Remapping Conway Lake Bathymetry (Water Depth)
A project was initiated in July 2021 to remap water depth across Conway Lake. The current map available from the NH DES greatly oversimplifies lake floor topography and overextends the area of shallow water. This impacts the areas that need to be patrolled for aquatic invasive plants in the lake. A portable sonar device that records water depth and latitude/longitude and a sounding line were used to collect raw data. Over the course of last summer, 70 transects were made across the lake that collected over 100K sonar data points. The data were then downloaded into GIS mapping software to create a new depth map. Large rocks and boulders were also mapped based on Google satellite images of the lake. Additional data will be collected in 2022, but in the meantime, an interim map is available on the CLCA website – see the Maps folder on the Resources webpage.
So, what does the new map show? For one it depicts a much more accurate limit to the shallow water littoral zone (depths less than 15') where aquatic plants can grow and where the AIS patrol needs to patrol for possible invasive plants. The mapped area of aquatic plant growth has decreased by roughly 50%. Reducing the area of shallow water has in turn increased the total volume of the lake by approximately 30%.
Sonar profiles and depth data show that the axis of the lake is characterized by a gently sloping and smooth bottom – probably the result of glacial scouring, whereas the margins of the lake are marked by numerous submerged knolls, some of which break the surface, or are shallow enough to be boating hazards. Most of these were not shown on the old map. These knolls are probably erosional bedrock highs capped with glacial till left by retreating glaciers. Lake margins vary from gentle slopes (e.g., the north end of the lake), to steep cliff-like escarpments, to terraced step-down margins. The deepest measured point in the lake is still 49’ and sits directly east of Andrews Point. There is a spot nearly as deep (48’) ENE of Ship Island.

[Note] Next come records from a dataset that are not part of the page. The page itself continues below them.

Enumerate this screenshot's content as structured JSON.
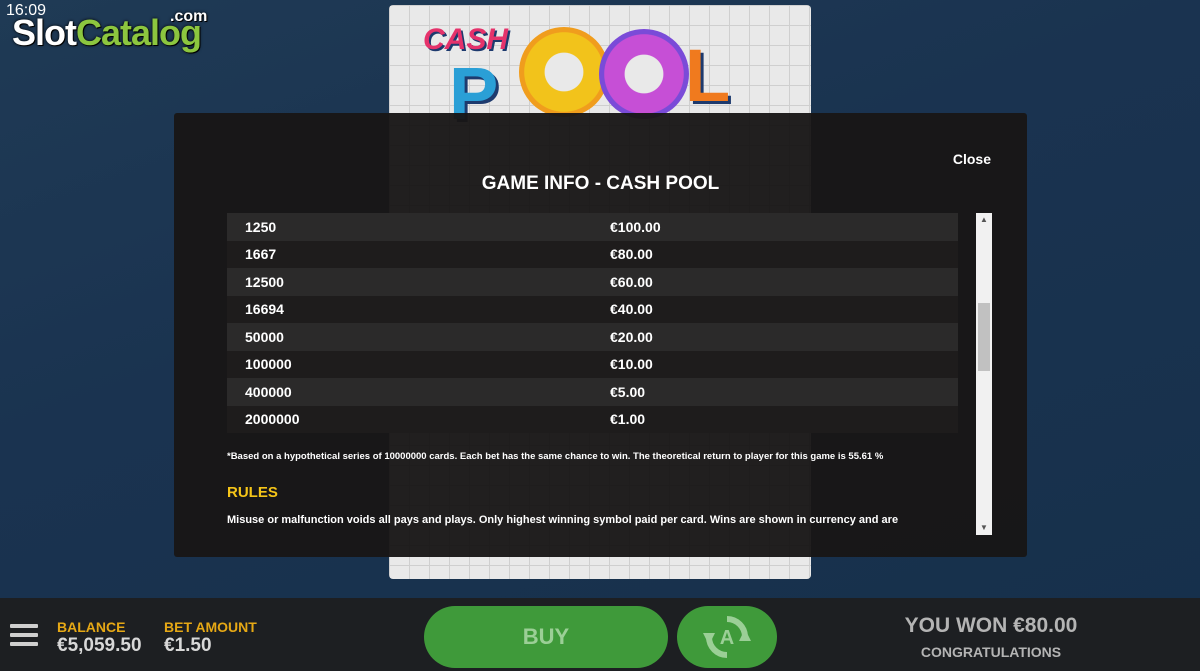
{
  "status": {
    "time": "16:09"
  },
  "logo": {
    "slot": "Slot",
    "catalog": "Catalog",
    "com": ".com"
  },
  "game": {
    "title_part1": "CASH",
    "title_part2": "POOL"
  },
  "modal": {
    "title": "GAME INFO - CASH POOL",
    "close_label": "Close",
    "paytable": [
      {
        "odds": "1250",
        "prize": "€100.00"
      },
      {
        "odds": "1667",
        "prize": "€80.00"
      },
      {
        "odds": "12500",
        "prize": "€60.00"
      },
      {
        "odds": "16694",
        "prize": "€40.00"
      },
      {
        "odds": "50000",
        "prize": "€20.00"
      },
      {
        "odds": "100000",
        "prize": "€10.00"
      },
      {
        "odds": "400000",
        "prize": "€5.00"
      },
      {
        "odds": "2000000",
        "prize": "€1.00"
      }
    ],
    "footnote": "*Based on a hypothetical series of 10000000 cards. Each bet has the same chance to win. The theoretical return to player for this game is 55.61 %",
    "rules_heading": "RULES",
    "rules_text": "Misuse or malfunction voids all pays and plays. Only highest winning symbol paid per card. Wins are shown in currency and are"
  },
  "bottom_bar": {
    "balance_label": "BALANCE",
    "balance_value": "€5,059.50",
    "bet_label": "BET AMOUNT",
    "bet_value": "€1.50",
    "buy_label": "BUY",
    "won_text": "YOU WON €80.00",
    "congrats_text": "CONGRATULATIONS"
  },
  "colors": {
    "accent_yellow": "#e6a815",
    "button_green": "#3f9a3a",
    "modal_bg": "#181616"
  }
}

Click here for a more detailed description of the project and summary of findings. For questions about this project please contact Don Yurewicz (firstname.lastname@example.org).